Authors' Notep. ix
Introduction: 2017: A Last Trip Westp. 3
Sioux Falls, South Dakotap. 21
Rapid City, South Dakotap. 37
Holland, Michiganp. 41
Burlington, Vermontp. 50
Eastport, Mainep. 61
Greenville, South Carolinap. 81
St. Marys, Georgiap. 101
Columbus, Mississippip. 110
Caddo Lake, Louisiana-Texasp. 132
In the Airp. 140
Columbus, Ohiop. 144
Louisville, Kentuckyp. 169
Allentown, Pennsylvaniap. 176
In the Airp. 193
Duluth, Minnesotap. 200
Pittsburgh, Pennsylvaniap. 214
Charleston, West Virginiap. 218
In the Airp. 225
Guymon, Oklahomap. 230
Ajo, Arizonap. 233
San Bernardino, Californiap. 248

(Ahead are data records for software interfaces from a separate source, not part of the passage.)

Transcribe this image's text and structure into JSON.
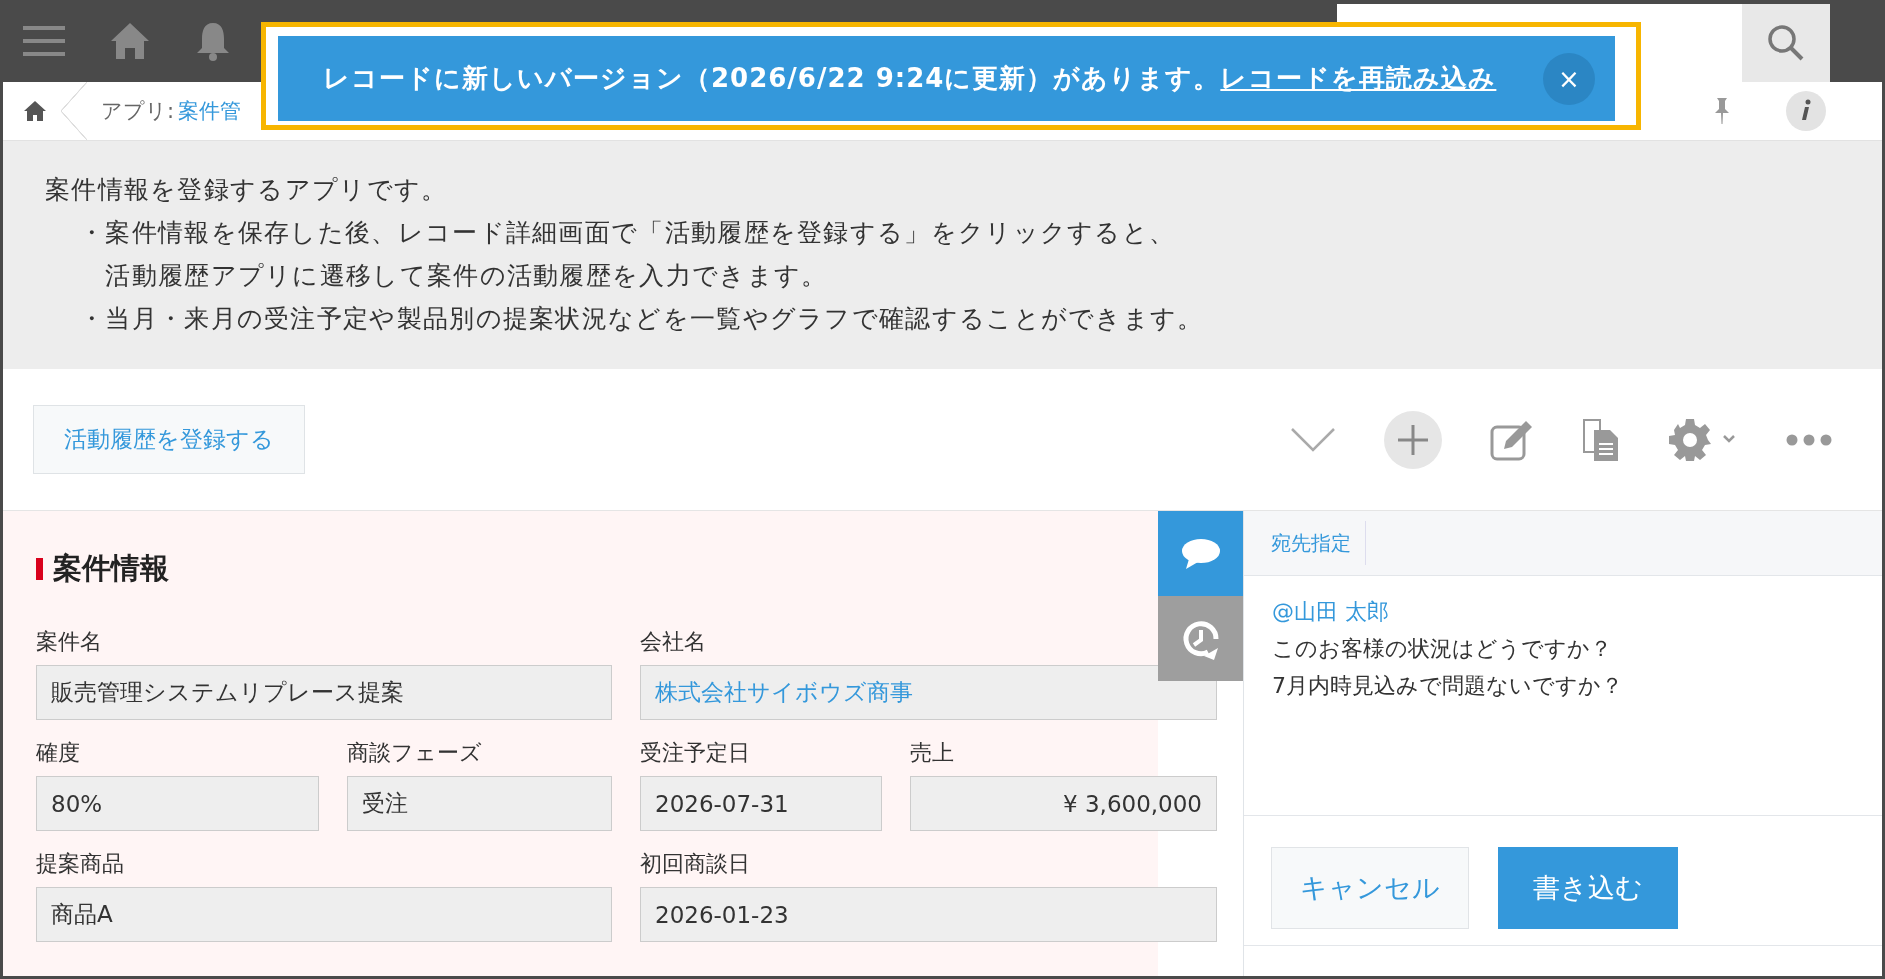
{
  "breadcrumb": {
    "prefix": "アプリ:",
    "app": "案件管"
  },
  "notice": {
    "message": "レコードに新しいバージョン（2026/6/22 9:24に更新）があります。",
    "link": "レコードを再読み込み",
    "close": "×"
  },
  "description": {
    "intro": "案件情報を登録するアプリです。",
    "bullets": [
      {
        "marker": "・",
        "lines": [
          "案件情報を保存した後、レコード詳細画面で「活動履歴を登録する」をクリックすると、",
          "活動履歴アプリに遷移して案件の活動履歴を入力できます。"
        ]
      },
      {
        "marker": "・",
        "lines": [
          "当月・来月の受注予定や製品別の提案状況などを一覧やグラフで確認することができます。"
        ]
      }
    ]
  },
  "actions": {
    "button": "活動履歴を登録する"
  },
  "form": {
    "section_title": "案件情報",
    "fields": [
      {
        "label": "案件名",
        "value": "販売管理システムリプレース提案",
        "kind": "text",
        "wide": true
      },
      {
        "label": "会社名",
        "value": "株式会社サイボウズ商事",
        "kind": "link",
        "wide": true
      },
      {
        "label": "確度",
        "value": "80%",
        "kind": "text",
        "wide": false
      },
      {
        "label": "商談フェーズ",
        "value": "受注",
        "kind": "text",
        "wide": false
      },
      {
        "label": "受注予定日",
        "value": "2026-07-31",
        "kind": "text",
        "wide": false
      },
      {
        "label": "売上",
        "value": "¥ 3,600,000",
        "kind": "currency",
        "wide": false
      },
      {
        "label": "提案商品",
        "value": "商品A",
        "kind": "text",
        "wide": true
      },
      {
        "label": "初回商談日",
        "value": "2026-01-23",
        "kind": "text",
        "wide": true
      }
    ]
  },
  "side_tabs": [
    {
      "kind": "comments",
      "selected": true
    },
    {
      "kind": "history",
      "selected": false
    }
  ],
  "comment": {
    "mention_tab": "宛先指定",
    "mention": "@山田 太郎",
    "lines": [
      "このお客様の状況はどうですか？",
      "7月内時見込みで問題ないですか？"
    ],
    "cancel": "キャンセル",
    "submit": "書き込む"
  }
}
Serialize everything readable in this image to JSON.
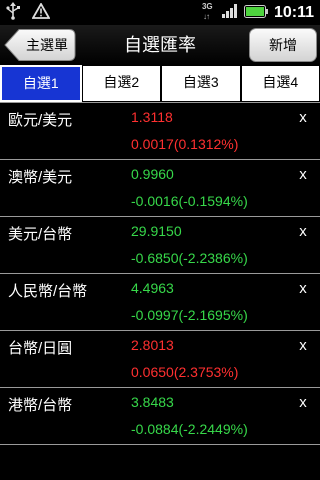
{
  "status_bar": {
    "time": "10:11",
    "network_label": "3G",
    "icons": [
      "usb-icon",
      "warning-icon",
      "network-3g-icon",
      "signal-icon",
      "battery-icon"
    ]
  },
  "header": {
    "back_label": "主選單",
    "title": "自選匯率",
    "add_label": "新增"
  },
  "tabs": [
    {
      "label": "自選1",
      "active": true
    },
    {
      "label": "自選2",
      "active": false
    },
    {
      "label": "自選3",
      "active": false
    },
    {
      "label": "自選4",
      "active": false
    }
  ],
  "delete_label": "x",
  "rates": [
    {
      "pair": "歐元/美元",
      "price": "1.3118",
      "change": "0.0017(0.1312%)",
      "trend": "up"
    },
    {
      "pair": "澳幣/美元",
      "price": "0.9960",
      "change": "-0.0016(-0.1594%)",
      "trend": "down"
    },
    {
      "pair": "美元/台幣",
      "price": "29.9150",
      "change": "-0.6850(-2.2386%)",
      "trend": "down"
    },
    {
      "pair": "人民幣/台幣",
      "price": "4.4963",
      "change": "-0.0997(-2.1695%)",
      "trend": "down"
    },
    {
      "pair": "台幣/日圓",
      "price": "2.8013",
      "change": "0.0650(2.3753%)",
      "trend": "up"
    },
    {
      "pair": "港幣/台幣",
      "price": "3.8483",
      "change": "-0.0884(-2.2449%)",
      "trend": "down"
    }
  ],
  "colors": {
    "up": "#ff3030",
    "down": "#37d84a",
    "active_tab": "#1735d3"
  }
}
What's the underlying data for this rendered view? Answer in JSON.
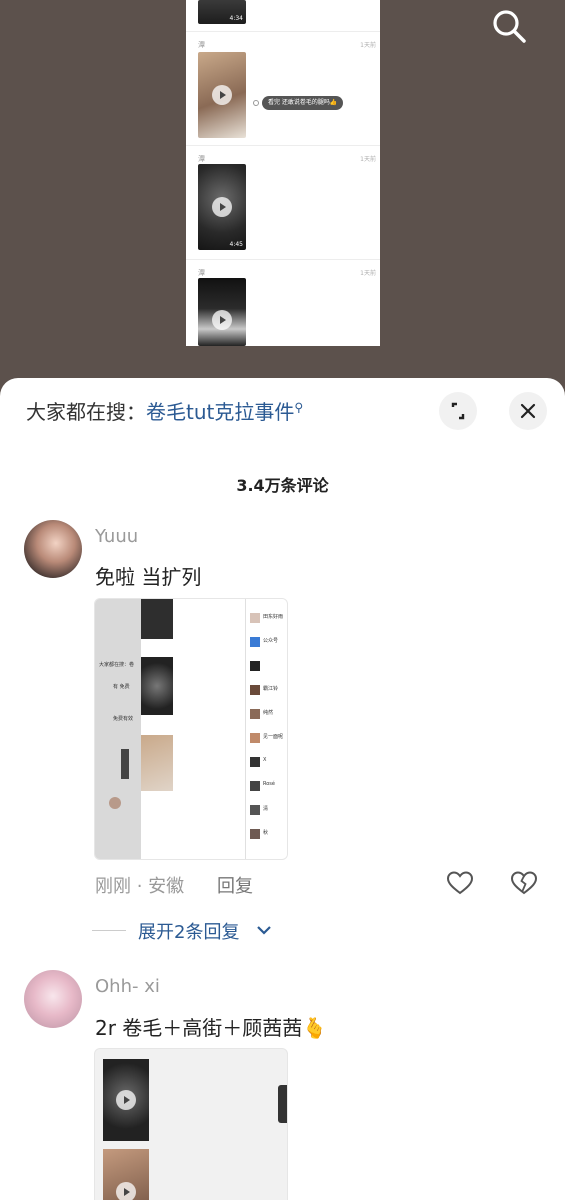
{
  "video": {
    "search_icon": "search-icon",
    "screenshot_rows": [
      {
        "name": "",
        "time": "",
        "duration": "4:34"
      },
      {
        "name": "潭",
        "time": "1天前",
        "duration": "",
        "bubble": "看完 还敢说卷毛的腿吗👍"
      },
      {
        "name": "潭",
        "time": "1天前",
        "duration": "4:45"
      },
      {
        "name": "潭",
        "time": "1天前",
        "duration": ""
      }
    ]
  },
  "sheet": {
    "hot_search_prefix": "大家都在搜：",
    "hot_search_keyword": "卷毛tut克拉事件",
    "comment_count": "3.4万条评论",
    "expand_icon": "expand-icon",
    "close_icon": "close-icon"
  },
  "comments": [
    {
      "username": "Yuuu",
      "text": "免啦 当扩列",
      "meta": "刚刚 · 安徽",
      "reply_label": "回复",
      "expand_replies": "展开2条回复",
      "image_contacts": [
        "田东好雨",
        "公众号",
        "",
        "霸江铃",
        "纯然",
        "见一面呢",
        "X",
        "Rosé",
        "清",
        "秋"
      ],
      "image_left_labels": [
        "大家都在搜：卷",
        "有 免费",
        "免费有效"
      ]
    },
    {
      "username": "Ohh- xi",
      "text": "2r 卷毛＋高街＋顾茜茜🫰"
    }
  ],
  "colors": {
    "accent_link": "#2b5a93",
    "sheet_bg": "#ffffff",
    "video_bg": "#5c514c"
  }
}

Riverside, Californiap. 265
Redlands, Californiap. 274
Fresno, Californiap. 286
Winters, Californiap. 305
Bend, Oregonp. 315
Redmond and Prineville, Oregonp. 333
Chester, Montanap. 338
The American Ptairie Reserve, Montanap. 343
Dodge City, Kansasp. 351
Garden City and Spearville, Kansasp. 371
Erie, Pennsylvaniap. 376
What We Saw and What We Learnedp. 395
101/2 Signs of Civic Success

p. 401

Acknowledgmentsp. 411